** Aim of the task **
Repeat each entry verbatim.

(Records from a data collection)

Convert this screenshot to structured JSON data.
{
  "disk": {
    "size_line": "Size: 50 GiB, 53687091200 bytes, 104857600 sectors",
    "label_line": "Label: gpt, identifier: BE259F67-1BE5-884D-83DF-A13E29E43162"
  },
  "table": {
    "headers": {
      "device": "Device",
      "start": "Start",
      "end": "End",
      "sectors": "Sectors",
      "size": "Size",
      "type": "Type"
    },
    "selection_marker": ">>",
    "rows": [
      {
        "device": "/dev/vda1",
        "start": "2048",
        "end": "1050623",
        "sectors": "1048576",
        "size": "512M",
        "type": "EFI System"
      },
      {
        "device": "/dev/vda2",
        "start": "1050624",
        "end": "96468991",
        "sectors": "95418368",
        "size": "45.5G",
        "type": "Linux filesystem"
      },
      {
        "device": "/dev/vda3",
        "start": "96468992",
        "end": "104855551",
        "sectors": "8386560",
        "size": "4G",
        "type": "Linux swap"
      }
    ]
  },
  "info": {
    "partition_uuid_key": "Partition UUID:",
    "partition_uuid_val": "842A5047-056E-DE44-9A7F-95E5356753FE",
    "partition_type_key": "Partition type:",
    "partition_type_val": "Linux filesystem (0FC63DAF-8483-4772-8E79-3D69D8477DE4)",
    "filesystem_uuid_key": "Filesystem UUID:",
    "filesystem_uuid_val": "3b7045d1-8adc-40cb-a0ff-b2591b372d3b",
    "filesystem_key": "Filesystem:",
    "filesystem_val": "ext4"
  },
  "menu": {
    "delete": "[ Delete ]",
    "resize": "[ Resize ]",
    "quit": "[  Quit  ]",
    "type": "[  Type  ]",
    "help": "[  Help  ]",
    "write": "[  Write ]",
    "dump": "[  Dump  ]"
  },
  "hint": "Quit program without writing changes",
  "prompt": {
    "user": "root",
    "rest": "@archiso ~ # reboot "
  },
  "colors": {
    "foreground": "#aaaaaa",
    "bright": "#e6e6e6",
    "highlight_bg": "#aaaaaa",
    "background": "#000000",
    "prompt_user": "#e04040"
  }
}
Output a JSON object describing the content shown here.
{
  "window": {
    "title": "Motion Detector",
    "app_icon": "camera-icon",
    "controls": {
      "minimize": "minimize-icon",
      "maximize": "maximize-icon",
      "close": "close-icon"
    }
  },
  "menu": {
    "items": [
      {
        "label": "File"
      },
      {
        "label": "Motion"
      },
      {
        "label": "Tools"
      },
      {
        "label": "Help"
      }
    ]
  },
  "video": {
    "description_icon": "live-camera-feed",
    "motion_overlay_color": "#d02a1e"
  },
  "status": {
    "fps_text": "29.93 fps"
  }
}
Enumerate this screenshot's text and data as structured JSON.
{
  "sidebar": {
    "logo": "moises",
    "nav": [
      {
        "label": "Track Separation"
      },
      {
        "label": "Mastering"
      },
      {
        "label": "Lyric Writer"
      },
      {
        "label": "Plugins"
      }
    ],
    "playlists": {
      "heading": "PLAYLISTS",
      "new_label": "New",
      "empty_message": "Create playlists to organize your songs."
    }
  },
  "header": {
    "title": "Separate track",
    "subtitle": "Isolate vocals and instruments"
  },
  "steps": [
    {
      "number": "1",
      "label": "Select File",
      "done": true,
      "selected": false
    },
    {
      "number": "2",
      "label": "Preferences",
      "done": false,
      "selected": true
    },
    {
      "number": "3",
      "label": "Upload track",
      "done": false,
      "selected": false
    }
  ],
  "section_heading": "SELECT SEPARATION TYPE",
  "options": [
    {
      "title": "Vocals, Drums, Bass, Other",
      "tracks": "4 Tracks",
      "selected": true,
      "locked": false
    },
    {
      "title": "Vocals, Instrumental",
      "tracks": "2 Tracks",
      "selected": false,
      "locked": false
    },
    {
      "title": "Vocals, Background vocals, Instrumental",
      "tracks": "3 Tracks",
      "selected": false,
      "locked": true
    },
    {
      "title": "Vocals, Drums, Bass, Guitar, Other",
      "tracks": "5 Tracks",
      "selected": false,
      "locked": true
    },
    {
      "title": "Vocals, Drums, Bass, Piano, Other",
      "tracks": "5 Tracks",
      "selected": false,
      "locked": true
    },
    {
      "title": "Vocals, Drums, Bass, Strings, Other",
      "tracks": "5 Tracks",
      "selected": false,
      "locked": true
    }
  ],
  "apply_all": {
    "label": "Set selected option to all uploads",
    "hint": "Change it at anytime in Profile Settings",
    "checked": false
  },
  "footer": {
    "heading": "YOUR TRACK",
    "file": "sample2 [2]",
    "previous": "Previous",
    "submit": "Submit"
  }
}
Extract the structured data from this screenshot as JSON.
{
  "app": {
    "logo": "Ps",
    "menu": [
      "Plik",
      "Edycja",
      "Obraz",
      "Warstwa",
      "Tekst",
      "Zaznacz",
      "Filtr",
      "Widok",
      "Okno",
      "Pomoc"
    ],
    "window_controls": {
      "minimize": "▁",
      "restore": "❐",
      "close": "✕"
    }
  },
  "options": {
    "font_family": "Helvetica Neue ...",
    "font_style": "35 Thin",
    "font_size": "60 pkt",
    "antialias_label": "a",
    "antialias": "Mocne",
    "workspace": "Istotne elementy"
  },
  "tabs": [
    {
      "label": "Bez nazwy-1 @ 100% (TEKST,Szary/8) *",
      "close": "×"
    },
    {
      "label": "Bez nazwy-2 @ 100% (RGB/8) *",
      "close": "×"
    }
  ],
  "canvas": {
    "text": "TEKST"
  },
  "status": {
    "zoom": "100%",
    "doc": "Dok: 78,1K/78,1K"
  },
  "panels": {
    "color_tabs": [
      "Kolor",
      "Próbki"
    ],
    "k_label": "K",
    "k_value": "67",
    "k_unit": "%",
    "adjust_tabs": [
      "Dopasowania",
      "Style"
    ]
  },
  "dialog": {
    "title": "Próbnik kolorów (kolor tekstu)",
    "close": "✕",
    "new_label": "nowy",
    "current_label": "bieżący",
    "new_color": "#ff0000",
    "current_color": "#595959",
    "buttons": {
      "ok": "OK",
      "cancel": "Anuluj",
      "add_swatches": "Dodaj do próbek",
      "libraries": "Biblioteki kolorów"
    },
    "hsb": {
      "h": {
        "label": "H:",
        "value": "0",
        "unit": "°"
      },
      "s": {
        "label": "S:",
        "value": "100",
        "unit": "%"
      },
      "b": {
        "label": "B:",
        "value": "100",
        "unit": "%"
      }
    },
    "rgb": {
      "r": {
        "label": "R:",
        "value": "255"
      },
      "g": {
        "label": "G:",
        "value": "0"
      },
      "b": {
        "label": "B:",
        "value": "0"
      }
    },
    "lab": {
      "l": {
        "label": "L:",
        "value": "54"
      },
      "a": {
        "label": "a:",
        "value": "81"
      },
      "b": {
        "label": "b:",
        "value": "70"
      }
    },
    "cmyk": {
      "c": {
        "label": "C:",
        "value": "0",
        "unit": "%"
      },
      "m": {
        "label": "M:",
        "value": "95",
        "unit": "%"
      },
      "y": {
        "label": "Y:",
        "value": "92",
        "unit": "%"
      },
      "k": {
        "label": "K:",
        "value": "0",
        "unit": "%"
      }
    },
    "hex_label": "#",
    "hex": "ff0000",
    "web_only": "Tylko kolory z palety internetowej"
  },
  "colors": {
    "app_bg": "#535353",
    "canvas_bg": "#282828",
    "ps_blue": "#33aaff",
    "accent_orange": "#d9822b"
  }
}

** Response for this exercise **
Convert this screenshot to structured JSON data.
{
  "disk": {
    "size_line": "Size: 50 GiB, 53687091200 bytes, 104857600 sectors",
    "label_line": "Label: gpt, identifier: BE259F67-1BE5-884D-83DF-A13E29E43162"
  },
  "table": {
    "headers": {
      "device": "Device",
      "start": "Start",
      "end": "End",
      "sectors": "Sectors",
      "size": "Size",
      "type": "Type"
    },
    "selection_marker": ">>",
    "rows": [
      {
        "device": "/dev/vda1",
        "start": "2048",
        "end": "1050623",
        "sectors": "1048576",
        "size": "512M",
        "type": "EFI System"
      },
      {
        "device": "/dev/vda2",
        "start": "1050624",
        "end": "96468991",
        "sectors": "95418368",
        "size": "45.5G",
        "type": "Linux filesystem"
      },
      {
        "device": "/dev/vda3",
        "start": "96468992",
        "end": "104855551",
        "sectors": "8386560",
        "size": "4G",
        "type": "Linux swap"
      }
    ]
  },
  "info": {
    "partition_uuid_key": "Partition UUID:",
    "partition_uuid_val": "842A5047-056E-DE44-9A7F-95E5356753FE",
    "partition_type_key": "Partition type:",
    "partition_type_val": "Linux filesystem (0FC63DAF-8483-4772-8E79-3D69D8477DE4)",
    "filesystem_uuid_key": "Filesystem UUID:",
    "filesystem_uuid_val": "3b7045d1-8adc-40cb-a0ff-b2591b372d3b",
    "filesystem_key": "Filesystem:",
    "filesystem_val": "ext4"
  },
  "menu": {
    "delete": "[ Delete ]",
    "resize": "[ Resize ]",
    "quit": "[  Quit  ]",
    "type": "[  Type  ]",
    "help": "[  Help  ]",
    "write": "[  Write ]",
    "dump": "[  Dump  ]"
  },
  "hint": "Quit program without writing changes",
  "prompt": {
    "user": "root",
    "rest": "@archiso ~ # reboot "
  },
  "colors": {
    "foreground": "#aaaaaa",
    "bright": "#e6e6e6",
    "highlight_bg": "#aaaaaa",
    "background": "#000000",
    "prompt_user": "#e04040"
  }
}
Output a JSON object describing the content shown here.
{
  "window": {
    "title": "Motion Detector",
    "app_icon": "camera-icon",
    "controls": {
      "minimize": "minimize-icon",
      "maximize": "maximize-icon",
      "close": "close-icon"
    }
  },
  "menu": {
    "items": [
      {
        "label": "File"
      },
      {
        "label": "Motion"
      },
      {
        "label": "Tools"
      },
      {
        "label": "Help"
      }
    ]
  },
  "video": {
    "description_icon": "live-camera-feed",
    "motion_overlay_color": "#d02a1e"
  },
  "status": {
    "fps_text": "29.93 fps"
  }
}
Enumerate this screenshot's text and data as structured JSON.
{
  "sidebar": {
    "logo": "moises",
    "nav": [
      {
        "label": "Track Separation"
      },
      {
        "label": "Mastering"
      },
      {
        "label": "Lyric Writer"
      },
      {
        "label": "Plugins"
      }
    ],
    "playlists": {
      "heading": "PLAYLISTS",
      "new_label": "New",
      "empty_message": "Create playlists to organize your songs."
    }
  },
  "header": {
    "title": "Separate track",
    "subtitle": "Isolate vocals and instruments"
  },
  "steps": [
    {
      "number": "1",
      "label": "Select File",
      "done": true,
      "selected": false
    },
    {
      "number": "2",
      "label": "Preferences",
      "done": false,
      "selected": true
    },
    {
      "number": "3",
      "label": "Upload track",
      "done": false,
      "selected": false
    }
  ],
  "section_heading": "SELECT SEPARATION TYPE",
  "options": [
    {
      "title": "Vocals, Drums, Bass, Other",
      "tracks": "4 Tracks",
      "selected": true,
      "locked": false
    },
    {
      "title": "Vocals, Instrumental",
      "tracks": "2 Tracks",
      "selected": false,
      "locked": false
    },
    {
      "title": "Vocals, Background vocals, Instrumental",
      "tracks": "3 Tracks",
      "selected": false,
      "locked": true
    },
    {
      "title": "Vocals, Drums, Bass, Guitar, Other",
      "tracks": "5 Tracks",
      "selected": false,
      "locked": true
    },
    {
      "title": "Vocals, Drums, Bass, Piano, Other",
      "tracks": "5 Tracks",
      "selected": false,
      "locked": true
    },
    {
      "title": "Vocals, Drums, Bass, Strings, Other",
      "tracks": "5 Tracks",
      "selected": false,
      "locked": true
    }
  ],
  "apply_all": {
    "label": "Set selected option to all uploads",
    "hint": "Change it at anytime in Profile Settings",
    "checked": false
  },
  "footer": {
    "heading": "YOUR TRACK",
    "file": "sample2 [2]",
    "previous": "Previous",
    "submit": "Submit"
  }
}
Extract the structured data from this screenshot as JSON.
{
  "app": {
    "logo": "Ps",
    "menu": [
      "Plik",
      "Edycja",
      "Obraz",
      "Warstwa",
      "Tekst",
      "Zaznacz",
      "Filtr",
      "Widok",
      "Okno",
      "Pomoc"
    ],
    "window_controls": {
      "minimize": "▁",
      "restore": "❐",
      "close": "✕"
    }
  },
  "options": {
    "font_family": "Helvetica Neue ...",
    "font_style": "35 Thin",
    "font_size": "60 pkt",
    "antialias_label": "a",
    "antialias": "Mocne",
    "workspace": "Istotne elementy"
  },
  "tabs": [
    {
      "label": "Bez nazwy-1 @ 100% (TEKST,Szary/8) *",
      "close": "×"
    },
    {
      "label": "Bez nazwy-2 @ 100% (RGB/8) *",
      "close": "×"
    }
  ],
  "canvas": {
    "text": "TEKST"
  },
  "status": {
    "zoom": "100%",
    "doc": "Dok: 78,1K/78,1K"
  },
  "panels": {
    "color_tabs": [
      "Kolor",
      "Próbki"
    ],
    "k_label": "K",
    "k_value": "67",
    "k_unit": "%",
    "adjust_tabs": [
      "Dopasowania",
      "Style"
    ]
  },
  "dialog": {
    "title": "Próbnik kolorów (kolor tekstu)",
    "close": "✕",
    "new_label": "nowy",
    "current_label": "bieżący",
    "new_color": "#ff0000",
    "current_color": "#595959",
    "buttons": {
      "ok": "OK",
      "cancel": "Anuluj",
      "add_swatches": "Dodaj do próbek",
      "libraries": "Biblioteki kolorów"
    },
    "hsb": {
      "h": {
        "label": "H:",
        "value": "0",
        "unit": "°"
      },
      "s": {
        "label": "S:",
        "value": "100",
        "unit": "%"
      },
      "b": {
        "label": "B:",
        "value": "100",
        "unit": "%"
      }
    },
    "rgb": {
      "r": {
        "label": "R:",
        "value": "255"
      },
      "g": {
        "label": "G:",
        "value": "0"
      },
      "b": {
        "label": "B:",
        "value": "0"
      }
    },
    "lab": {
      "l": {
        "label": "L:",
        "value": "54"
      },
      "a": {
        "label": "a:",
        "value": "81"
      },
      "b": {
        "label": "b:",
        "value": "70"
      }
    },
    "cmyk": {
      "c": {
        "label": "C:",
        "value": "0",
        "unit": "%"
      },
      "m": {
        "label": "M:",
        "value": "95",
        "unit": "%"
      },
      "y": {
        "label": "Y:",
        "value": "92",
        "unit": "%"
      },
      "k": {
        "label": "K:",
        "value": "0",
        "unit": "%"
      }
    },
    "hex_label": "#",
    "hex": "ff0000",
    "web_only": "Tylko kolory z palety internetowej"
  },
  "colors": {
    "app_bg": "#535353",
    "canvas_bg": "#282828",
    "ps_blue": "#33aaff",
    "accent_orange": "#d9822b"
  }
}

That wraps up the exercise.